“These contained personal information about employees and their dependents from 2019/2020. This incident does not relate to the use of Okta services and Okta services remain secure. No Okta customer data is impacted by this incident.”

A breach notification made to the Maine Attorney General identified the total number of people affected by the breach as 4,961, with two of these being Maine residents.

Okta woes compounded

News of the breach came just over a week after Okta first published details of a cyber attack against its support management system.  

Okta notified customers that an unidentified threat actor had leveraged a stolen authentication token and recommended customers clean their credentials and session tokens before sharing them.

Fears that the breach could allow attackers to escalate attacks on legitimate customer accounts were realized on 2 October, with malicious activity against identity management firm BeyondTrust having arisen from one of its internal Okta accounts. 

Network services giant Cloudflare subsequently published evidence that it had been subject to an attempted breach on 18 October. 

Cloudflare said the attacker used a stolen session token from a legitimate support ticket to compromise two of the firm’s Okta support accounts.

This article was updated to include a reactive statement from Okta and clarification on the incident timeline.

Rory Bathgate
Features and Multimedia Editor

Rory Bathgate is Features and Multimedia Editor at ITPro, overseeing all in-depth content and case studies. He can also be found co-hosting the ITPro Podcast with Jane McCallion, swapping a keyboard for a microphone to discuss the latest learnings with thought leaders from across the tech sector.
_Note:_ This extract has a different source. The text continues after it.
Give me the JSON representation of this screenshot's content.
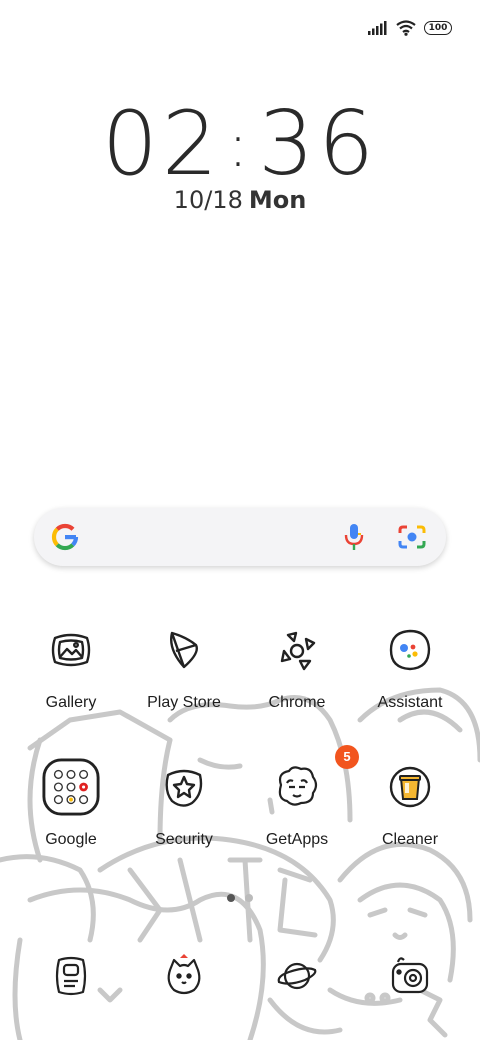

In his free time, Rory enjoys photography, video editing, and good science fiction. After graduating from the University of Kent with a BA in English and American Literature, Rory undertook an MA in Eighteenth-Century Studies at King’s College London. He joined ITPro in 2022 as a graduate, following four years in student journalism. You can contact Rory at rory.bathgate@futurenet.com or on LinkedIn.